▸ **TASK REQUIREMENTS**: Quote the records beneath, complete and exact. Leave out images.

▸ **EXERCISE MATERIALS**:
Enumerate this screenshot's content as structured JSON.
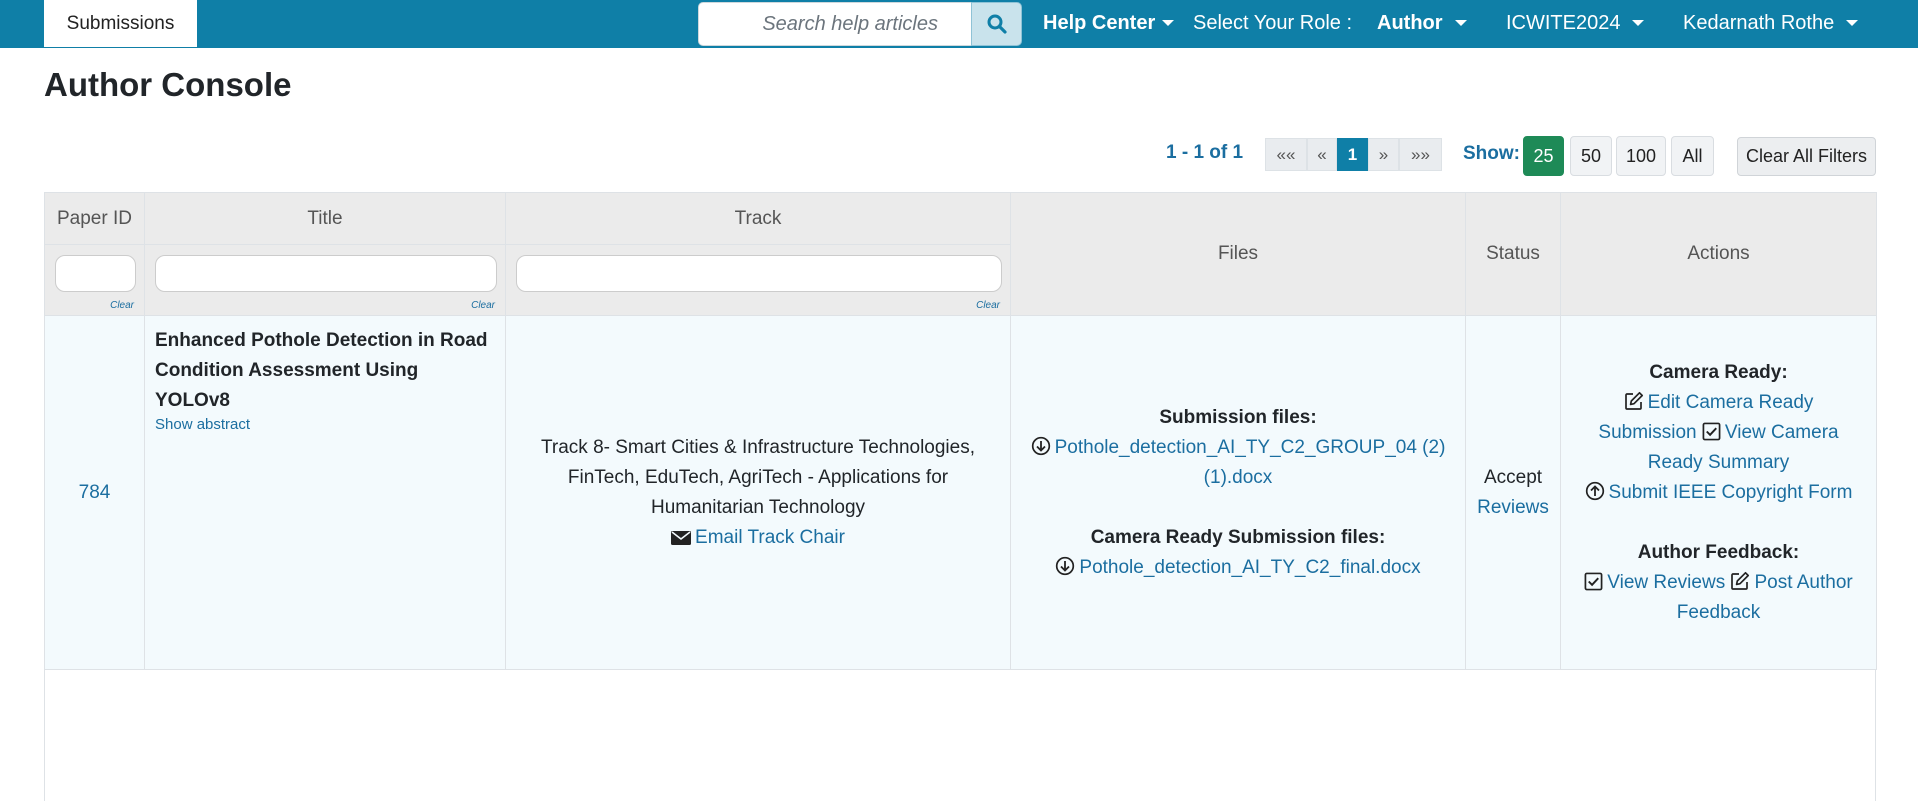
{
  "nav": {
    "tab_label": "Submissions",
    "search_placeholder": "Search help articles",
    "help_center": "Help Center",
    "role_label": "Select Your Role :",
    "role_value": "Author",
    "conference": "ICWITE2024",
    "user": "Kedarnath Rothe"
  },
  "page": {
    "title": "Author Console"
  },
  "pagination": {
    "count": "1 - 1 of 1",
    "first": "«« ",
    "prev": "«",
    "current": "1",
    "next": "»",
    "last": "»»",
    "show_label": "Show:",
    "sizes": [
      "25",
      "50",
      "100",
      "All"
    ],
    "clear_all": "Clear All Filters"
  },
  "table": {
    "headers": {
      "paper_id": "Paper ID",
      "title": "Title",
      "track": "Track",
      "files": "Files",
      "status": "Status",
      "actions": "Actions"
    },
    "filter_clear": "Clear",
    "row": {
      "paper_id": "784",
      "title": "Enhanced Pothole Detection in Road Condition Assessment Using YOLOv8",
      "show_abstract": "Show abstract",
      "track": "Track 8- Smart Cities & Infrastructure Technologies, FinTech, EduTech, AgriTech - Applications for Humanitarian Technology",
      "email_track_chair": "Email Track Chair",
      "submission_files_label": "Submission files:",
      "submission_file": "Pothole_detection_AI_TY_C2_GROUP_04 (2) (1).docx",
      "camera_files_label": "Camera Ready Submission files:",
      "camera_file": "Pothole_detection_AI_TY_C2_final.docx",
      "status": "Accept",
      "status_link": "Reviews",
      "camera_ready_label": "Camera Ready:",
      "edit_camera_ready": "Edit Camera Ready Submission",
      "view_camera_ready": "View Camera Ready Summary",
      "submit_copyright": "Submit IEEE Copyright Form",
      "author_feedback_label": "Author Feedback:",
      "view_reviews": "View Reviews",
      "post_feedback": "Post Author Feedback"
    }
  }
}
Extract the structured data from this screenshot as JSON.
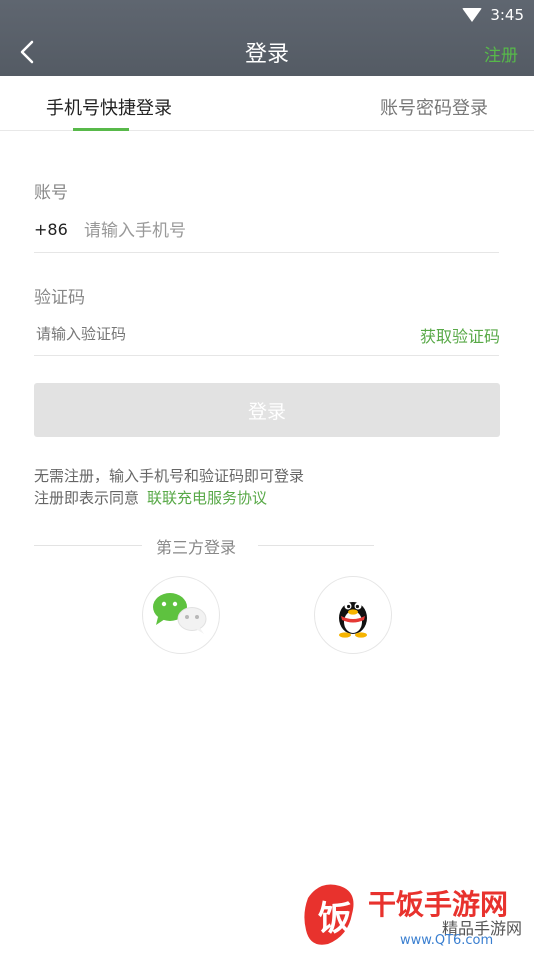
{
  "status": {
    "time": "3:45"
  },
  "header": {
    "title": "登录",
    "register": "注册"
  },
  "tabs": {
    "sms_login": "手机号快捷登录",
    "password_login": "账号密码登录"
  },
  "form": {
    "account_label": "账号",
    "country_code": "+86",
    "phone_placeholder": "请输入手机号",
    "code_label": "验证码",
    "code_placeholder": "请输入验证码",
    "get_code": "获取验证码",
    "login_button": "登录"
  },
  "hints": {
    "line1": "无需注册，输入手机号和验证码即可登录",
    "line2_prefix": "注册即表示同意",
    "agreement_link": "联联充电服务协议"
  },
  "third_party": {
    "title": "第三方登录",
    "providers": [
      "wechat",
      "qq"
    ]
  },
  "watermark": {
    "brand": "干饭手游网",
    "sub": "精品手游网",
    "url": "www.QT6.com"
  },
  "colors": {
    "header_bg": "#596069",
    "accent": "#58b94a",
    "button_disabled": "#e2e2e2"
  }
}
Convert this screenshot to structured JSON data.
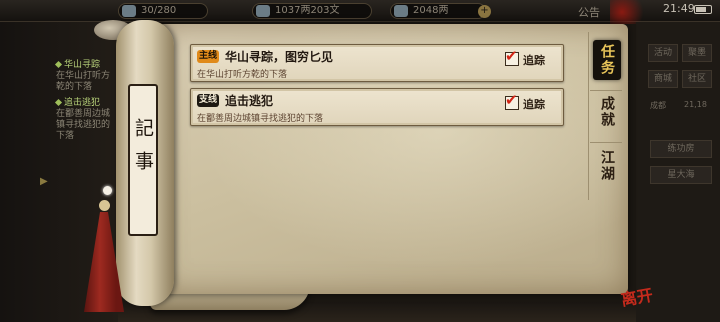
{
  "topbar": {
    "resource1": "30/280",
    "resource2": "1037两203文",
    "resource3": "2048两",
    "announce": "公告",
    "clock": "21:49"
  },
  "left_panel": {
    "quests": [
      {
        "title": "华山寻踪",
        "desc": "在华山打听方乾的下落"
      },
      {
        "title": "追击逃犯",
        "desc": "在鄱善周边城镇寻找逃犯的下落"
      }
    ]
  },
  "right_panel": {
    "buttons": [
      "活动",
      "聚墨",
      "商城",
      "社区"
    ],
    "location": "成都",
    "coords": "21,18",
    "sub_buttons": [
      "练功房",
      "星大海"
    ]
  },
  "journal": {
    "scroll_label": "記事",
    "tabs": [
      {
        "label": "任务",
        "active": true
      },
      {
        "label": "成就",
        "active": false
      },
      {
        "label": "江湖",
        "active": false
      }
    ],
    "quests": [
      {
        "type": "main",
        "badge": "主线",
        "title": "华山寻踪，图穷匕见",
        "desc": "在华山打听方乾的下落",
        "track_label": "追踪",
        "tracked": true
      },
      {
        "type": "side",
        "badge": "支线",
        "title": "追击逃犯",
        "desc": "在鄱善周边城镇寻找逃犯的下落",
        "track_label": "追踪",
        "tracked": true
      }
    ]
  },
  "seal_text": "离开",
  "colors": {
    "main_badge": "#e08a1a",
    "side_badge": "#1d1812",
    "active_tab_text": "#e9c55a",
    "check": "#d22414"
  }
}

▸ **SOLUTION TO THE EXERCISE**:
Enumerate this screenshot's content as structured JSON.
{
  "nav": {
    "tab_label": "Submissions",
    "search_placeholder": "Search help articles",
    "help_center": "Help Center",
    "role_label": "Select Your Role :",
    "role_value": "Author",
    "conference": "ICWITE2024",
    "user": "Kedarnath Rothe"
  },
  "page": {
    "title": "Author Console"
  },
  "pagination": {
    "count": "1 - 1 of 1",
    "first": "«« ",
    "prev": "«",
    "current": "1",
    "next": "»",
    "last": "»»",
    "show_label": "Show:",
    "sizes": [
      "25",
      "50",
      "100",
      "All"
    ],
    "clear_all": "Clear All Filters"
  },
  "table": {
    "headers": {
      "paper_id": "Paper ID",
      "title": "Title",
      "track": "Track",
      "files": "Files",
      "status": "Status",
      "actions": "Actions"
    },
    "filter_clear": "Clear",
    "row": {
      "paper_id": "784",
      "title": "Enhanced Pothole Detection in Road Condition Assessment Using YOLOv8",
      "show_abstract": "Show abstract",
      "track": "Track 8- Smart Cities & Infrastructure Technologies, FinTech, EduTech, AgriTech - Applications for Humanitarian Technology",
      "email_track_chair": "Email Track Chair",
      "submission_files_label": "Submission files:",
      "submission_file": "Pothole_detection_AI_TY_C2_GROUP_04 (2) (1).docx",
      "camera_files_label": "Camera Ready Submission files:",
      "camera_file": "Pothole_detection_AI_TY_C2_final.docx",
      "status": "Accept",
      "status_link": "Reviews",
      "camera_ready_label": "Camera Ready:",
      "edit_camera_ready": "Edit Camera Ready Submission",
      "view_camera_ready": "View Camera Ready Summary",
      "submit_copyright": "Submit IEEE Copyright Form",
      "author_feedback_label": "Author Feedback:",
      "view_reviews": "View Reviews",
      "post_feedback": "Post Author Feedback"
    }
  }
}
Extract the structured data from this screenshot as JSON.
{
  "status": {
    "time": "3:45"
  },
  "header": {
    "title": "登录",
    "register": "注册"
  },
  "tabs": {
    "sms_login": "手机号快捷登录",
    "password_login": "账号密码登录"
  },
  "form": {
    "account_label": "账号",
    "country_code": "+86",
    "phone_placeholder": "请输入手机号",
    "code_label": "验证码",
    "code_placeholder": "请输入验证码",
    "get_code": "获取验证码",
    "login_button": "登录"
  },
  "hints": {
    "line1": "无需注册，输入手机号和验证码即可登录",
    "line2_prefix": "注册即表示同意",
    "agreement_link": "联联充电服务协议"
  },
  "third_party": {
    "title": "第三方登录",
    "providers": [
      "wechat",
      "qq"
    ]
  },
  "watermark": {
    "brand": "干饭手游网",
    "sub": "精品手游网",
    "url": "www.QT6.com"
  },
  "colors": {
    "header_bg": "#596069",
    "accent": "#58b94a",
    "button_disabled": "#e2e2e2"
  }
}
Convert this screenshot to structured JSON data.
{
  "topbar": {
    "resource1": "30/280",
    "resource2": "1037两203文",
    "resource3": "2048两",
    "announce": "公告",
    "clock": "21:49"
  },
  "left_panel": {
    "quests": [
      {
        "title": "华山寻踪",
        "desc": "在华山打听方乾的下落"
      },
      {
        "title": "追击逃犯",
        "desc": "在鄱善周边城镇寻找逃犯的下落"
      }
    ]
  },
  "right_panel": {
    "buttons": [
      "活动",
      "聚墨",
      "商城",
      "社区"
    ],
    "location": "成都",
    "coords": "21,18",
    "sub_buttons": [
      "练功房",
      "星大海"
    ]
  },
  "journal": {
    "scroll_label": "記事",
    "tabs": [
      {
        "label": "任务",
        "active": true
      },
      {
        "label": "成就",
        "active": false
      },
      {
        "label": "江湖",
        "active": false
      }
    ],
    "quests": [
      {
        "type": "main",
        "badge": "主线",
        "title": "华山寻踪，图穷匕见",
        "desc": "在华山打听方乾的下落",
        "track_label": "追踪",
        "tracked": true
      },
      {
        "type": "side",
        "badge": "支线",
        "title": "追击逃犯",
        "desc": "在鄱善周边城镇寻找逃犯的下落",
        "track_label": "追踪",
        "tracked": true
      }
    ]
  },
  "seal_text": "离开",
  "colors": {
    "main_badge": "#e08a1a",
    "side_badge": "#1d1812",
    "active_tab_text": "#e9c55a",
    "check": "#d22414"
  }
}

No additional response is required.